[Items from a data source]
◇ ◇ ◇ ◇ ◇
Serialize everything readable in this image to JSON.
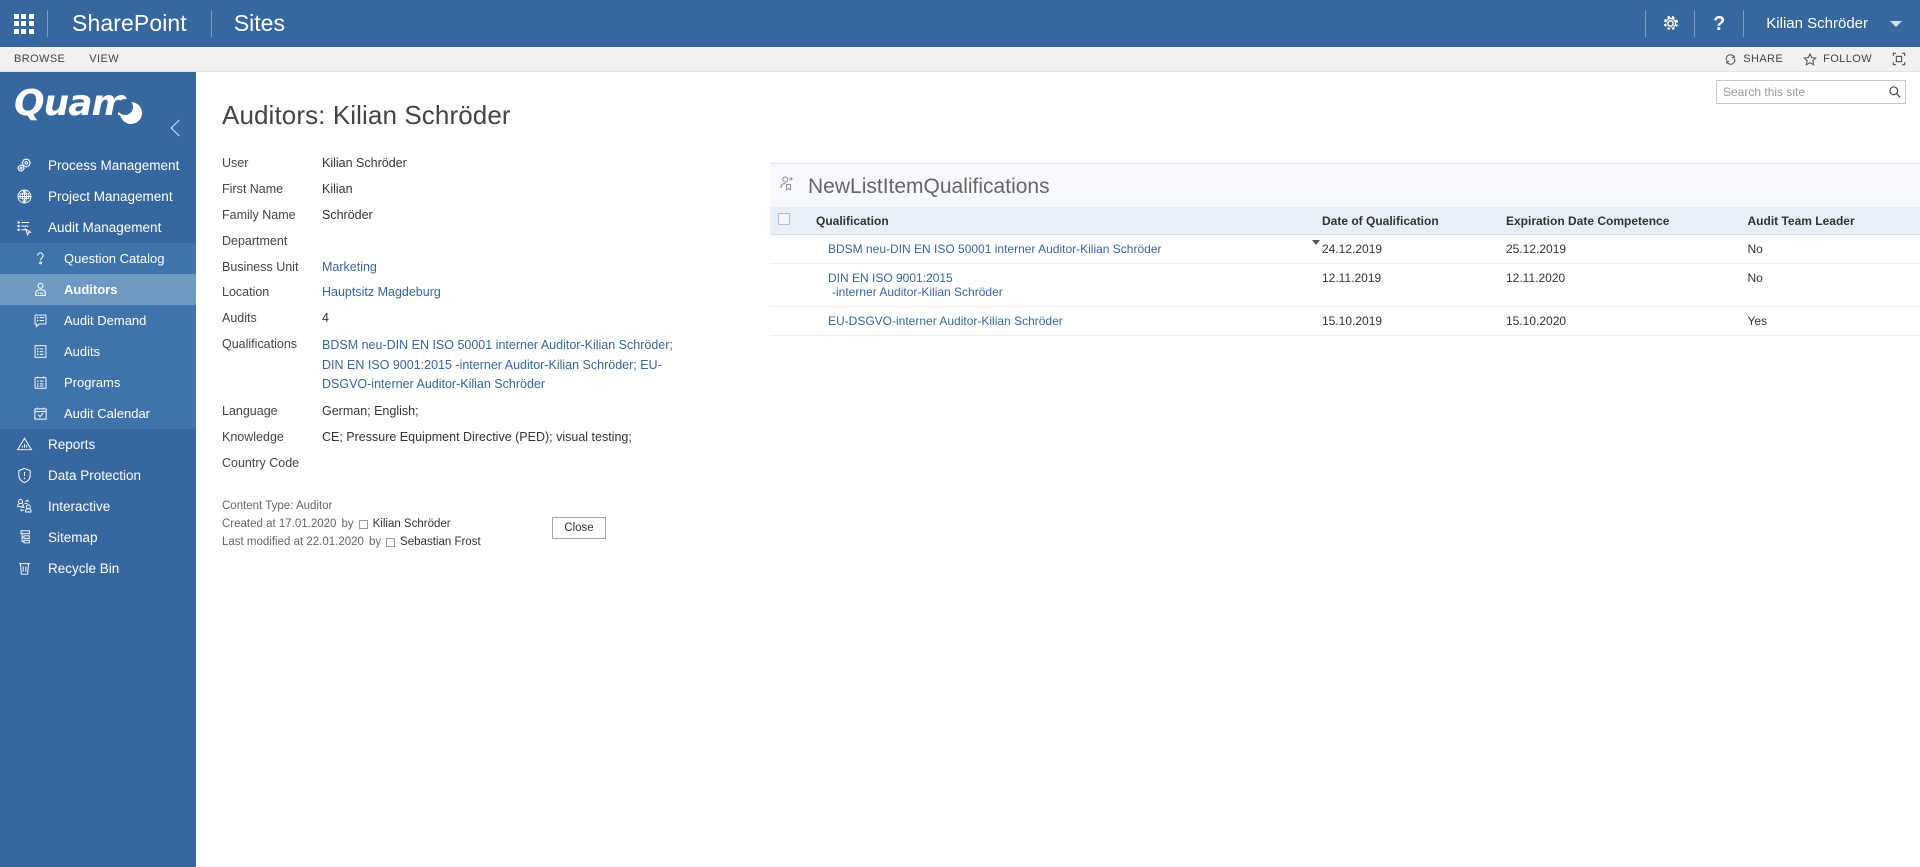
{
  "suite": {
    "waffle_icon": "app-launcher-icon",
    "brand": "SharePoint",
    "site": "Sites",
    "settings_icon": "gear-icon",
    "help_icon": "question-mark-icon",
    "user": "Kilian Schröder"
  },
  "ribbon": {
    "tabs": [
      "BROWSE",
      "VIEW"
    ],
    "share": "SHARE",
    "follow": "FOLLOW",
    "focus_icon": "focus-on-content-icon"
  },
  "search": {
    "placeholder": "Search this site",
    "value": "",
    "icon": "search-icon"
  },
  "sidebar": {
    "logo": "Quam",
    "collapse_icon": "chevron-left-icon",
    "items": [
      {
        "label": "Process Management",
        "icon": "gears-icon",
        "level": "top",
        "active": false
      },
      {
        "label": "Project Management",
        "icon": "globe-box-icon",
        "level": "top",
        "active": false
      },
      {
        "label": "Audit Management",
        "icon": "list-cursor-icon",
        "level": "top",
        "active": false
      },
      {
        "label": "Question Catalog",
        "icon": "question-mark-icon",
        "level": "sub",
        "active": false
      },
      {
        "label": "Auditors",
        "icon": "person-badge-icon",
        "level": "sub",
        "active": true
      },
      {
        "label": "Audit Demand",
        "icon": "list-speech-icon",
        "level": "sub",
        "active": false
      },
      {
        "label": "Audits",
        "icon": "list-document-icon",
        "level": "sub",
        "active": false
      },
      {
        "label": "Programs",
        "icon": "list-clipboard-icon",
        "level": "sub",
        "active": false
      },
      {
        "label": "Audit Calendar",
        "icon": "calendar-check-icon",
        "level": "sub",
        "active": false
      },
      {
        "label": "Reports",
        "icon": "chart-triangle-icon",
        "level": "top",
        "active": false
      },
      {
        "label": "Data Protection",
        "icon": "shield-alert-icon",
        "level": "top",
        "active": false
      },
      {
        "label": "Interactive",
        "icon": "two-people-exchange-icon",
        "level": "top",
        "active": false
      },
      {
        "label": "Sitemap",
        "icon": "sitemap-icon",
        "level": "top",
        "active": false
      },
      {
        "label": "Recycle Bin",
        "icon": "trash-icon",
        "level": "top",
        "active": false
      }
    ]
  },
  "page": {
    "title": "Auditors: Kilian Schröder"
  },
  "form": {
    "fields": [
      {
        "label": "User",
        "value": "Kilian Schröder",
        "link": false
      },
      {
        "label": "First Name",
        "value": "Kilian",
        "link": false
      },
      {
        "label": "Family Name",
        "value": "Schröder",
        "link": false
      },
      {
        "label": "Department",
        "value": "",
        "link": false
      },
      {
        "label": "Business Unit",
        "value": "Marketing",
        "link": true
      },
      {
        "label": "Location",
        "value": "Hauptsitz Magdeburg",
        "link": true
      },
      {
        "label": "Audits",
        "value": "4",
        "link": false
      },
      {
        "label": "Qualifications",
        "value": "BDSM neu-DIN EN ISO 50001 interner Auditor-Kilian Schröder; DIN EN ISO 9001:2015 -interner Auditor-Kilian Schröder; EU-DSGVO-interner Auditor-Kilian Schröder",
        "link": true
      },
      {
        "label": "Language",
        "value": "German; English;",
        "link": false
      },
      {
        "label": "Knowledge",
        "value": "CE; Pressure Equipment Directive (PED); visual testing;",
        "link": false
      },
      {
        "label": "Country Code",
        "value": "",
        "link": false
      }
    ],
    "meta": {
      "content_type": "Content Type: Auditor",
      "created_prefix": "Created at 17.01.2020",
      "created_by_label": "by",
      "created_by": "Kilian Schröder",
      "modified_prefix": "Last modified at 22.01.2020",
      "modified_by_label": "by",
      "modified_by": "Sebastian Frost"
    },
    "close_label": "Close"
  },
  "list": {
    "icon": "add-person-bookmark-icon",
    "title": "NewListItemQualifications",
    "columns": [
      "Qualification",
      "Date of Qualification",
      "Expiration Date Competence",
      "Audit Team Leader"
    ],
    "rows": [
      {
        "qualification": "BDSM neu-DIN EN ISO 50001 interner Auditor-Kilian Schröder",
        "qualification_line2": "",
        "date_of_qualification": "24.12.2019",
        "expiration_date": "25.12.2019",
        "audit_team_leader": "No",
        "has_caret": true
      },
      {
        "qualification": "DIN EN ISO 9001:2015",
        "qualification_line2": "-interner Auditor-Kilian Schröder",
        "date_of_qualification": "12.11.2019",
        "expiration_date": "12.11.2020",
        "audit_team_leader": "No",
        "has_caret": false
      },
      {
        "qualification": "EU-DSGVO-interner Auditor-Kilian Schröder",
        "qualification_line2": "",
        "date_of_qualification": "15.10.2019",
        "expiration_date": "15.10.2020",
        "audit_team_leader": "Yes",
        "has_caret": false
      }
    ]
  },
  "colors": {
    "suite_bar": "#36679e",
    "sidebar": "#36679e",
    "sidebar_sub": "#3f73ab",
    "sidebar_active": "#6e9ac4",
    "link": "#36679e",
    "table_header": "#e9eff7"
  }
}
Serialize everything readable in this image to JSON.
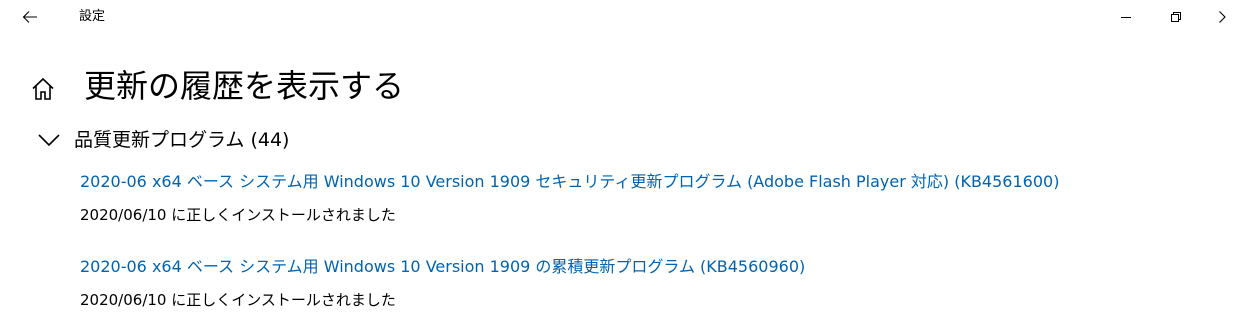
{
  "titlebar": {
    "title": "設定",
    "back_icon": "arrow-left-icon",
    "minimize_icon": "minimize-icon",
    "restore_icon": "restore-icon",
    "more_icon": "chevron-right-icon"
  },
  "page": {
    "home_icon": "home-icon",
    "title": "更新の履歴を表示する"
  },
  "section": {
    "expander_icon": "chevron-down-icon",
    "label": "品質更新プログラム (44)",
    "items": [
      {
        "link": "2020-06 x64 ベース システム用 Windows 10 Version 1909 セキュリティ更新プログラム (Adobe Flash Player 対応) (KB4561600)",
        "status": "2020/06/10 に正しくインストールされました"
      },
      {
        "link": "2020-06 x64 ベース システム用 Windows 10 Version 1909 の累積更新プログラム (KB4560960)",
        "status": "2020/06/10 に正しくインストールされました"
      }
    ]
  },
  "colors": {
    "link": "#0063b1",
    "text": "#000000",
    "background": "#ffffff"
  }
}
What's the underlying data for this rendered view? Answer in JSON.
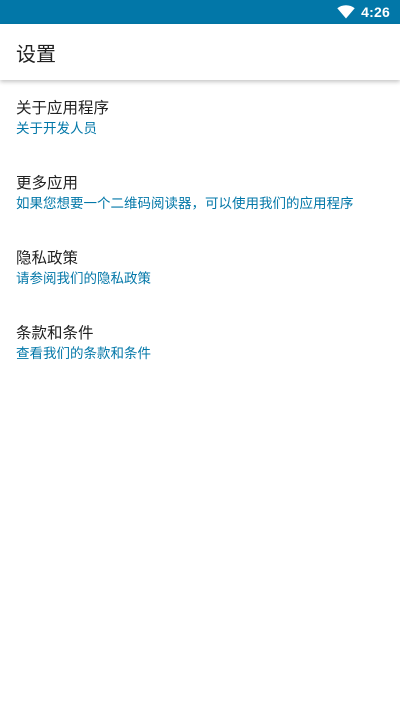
{
  "status_bar": {
    "time": "4:26",
    "icons": [
      "wifi-icon"
    ],
    "background": "#0277a8"
  },
  "app_bar": {
    "title": "设置"
  },
  "settings": {
    "items": [
      {
        "title": "关于应用程序",
        "summary": "关于开发人员"
      },
      {
        "title": "更多应用",
        "summary": "如果您想要一个二维码阅读器，可以使用我们的应用程序"
      },
      {
        "title": "隐私政策",
        "summary": "请参阅我们的隐私政策"
      },
      {
        "title": "条款和条件",
        "summary": "查看我们的条款和条件"
      }
    ]
  },
  "colors": {
    "accent": "#0277a8",
    "title_text": "#212121",
    "background": "#ffffff"
  }
}
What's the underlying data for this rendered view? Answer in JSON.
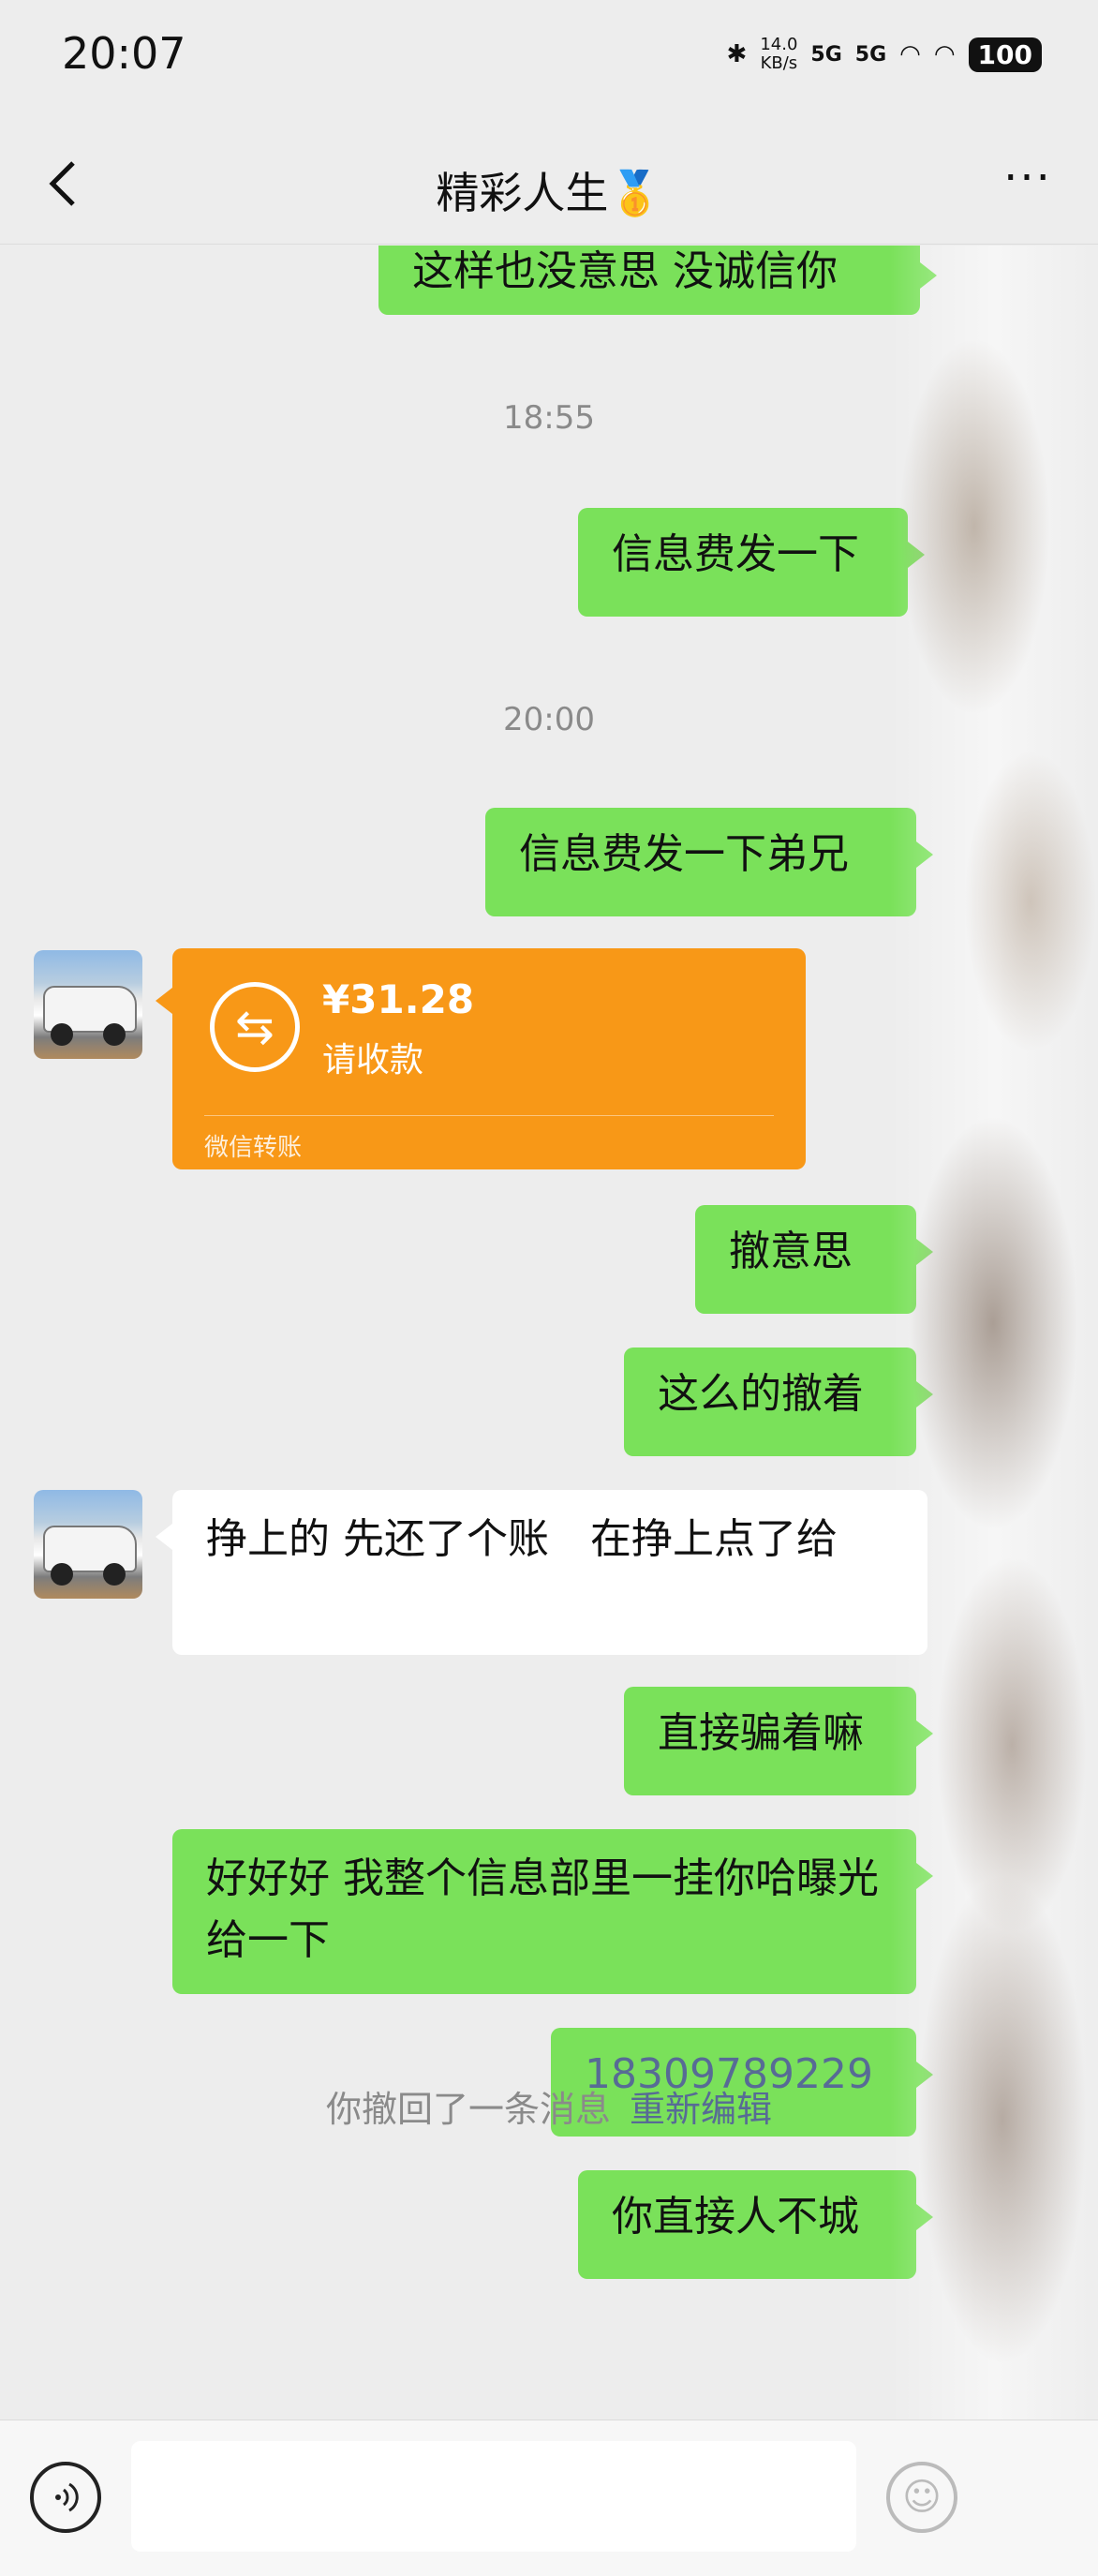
{
  "status_bar": {
    "time": "20:07",
    "bluetooth_icon": "bluetooth-icon",
    "net_speed_value": "14.0",
    "net_speed_unit": "KB/s",
    "signal1": "5G",
    "signal2": "5G",
    "battery": "100"
  },
  "nav": {
    "title": "精彩人生🥇",
    "back_icon": "chevron-left-icon",
    "more_icon": "more-icon"
  },
  "messages": {
    "m1": "这样也没意思 没诚信你",
    "ts1": "18:55",
    "m2": "信息费发一下",
    "ts2": "20:00",
    "m3": "信息费发一下弟兄",
    "transfer": {
      "amount": "¥31.28",
      "status": "请收款",
      "footer": "微信转账"
    },
    "m4": "撤意思",
    "m5": "这么的撤着",
    "m6": "挣上的 先还了个账　在挣上点了给",
    "m7": "直接骗着嘛",
    "m8": "好好好 我整个信息部里一挂你哈曝光给一下",
    "m9": "18309789229",
    "m10": "你直接人不城"
  },
  "recall": {
    "text": "你撤回了一条消息",
    "edit": "重新编辑"
  },
  "input": {
    "voice_icon": "voice-icon",
    "emoji_icon": "emoji-icon",
    "value": ""
  },
  "colors": {
    "out_bubble": "#7ae15a",
    "in_bubble": "#ffffff",
    "transfer": "#f89817",
    "link": "#576b95",
    "background": "#ededed"
  }
}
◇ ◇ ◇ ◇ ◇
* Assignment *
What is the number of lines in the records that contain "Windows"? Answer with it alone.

* Answer box *
2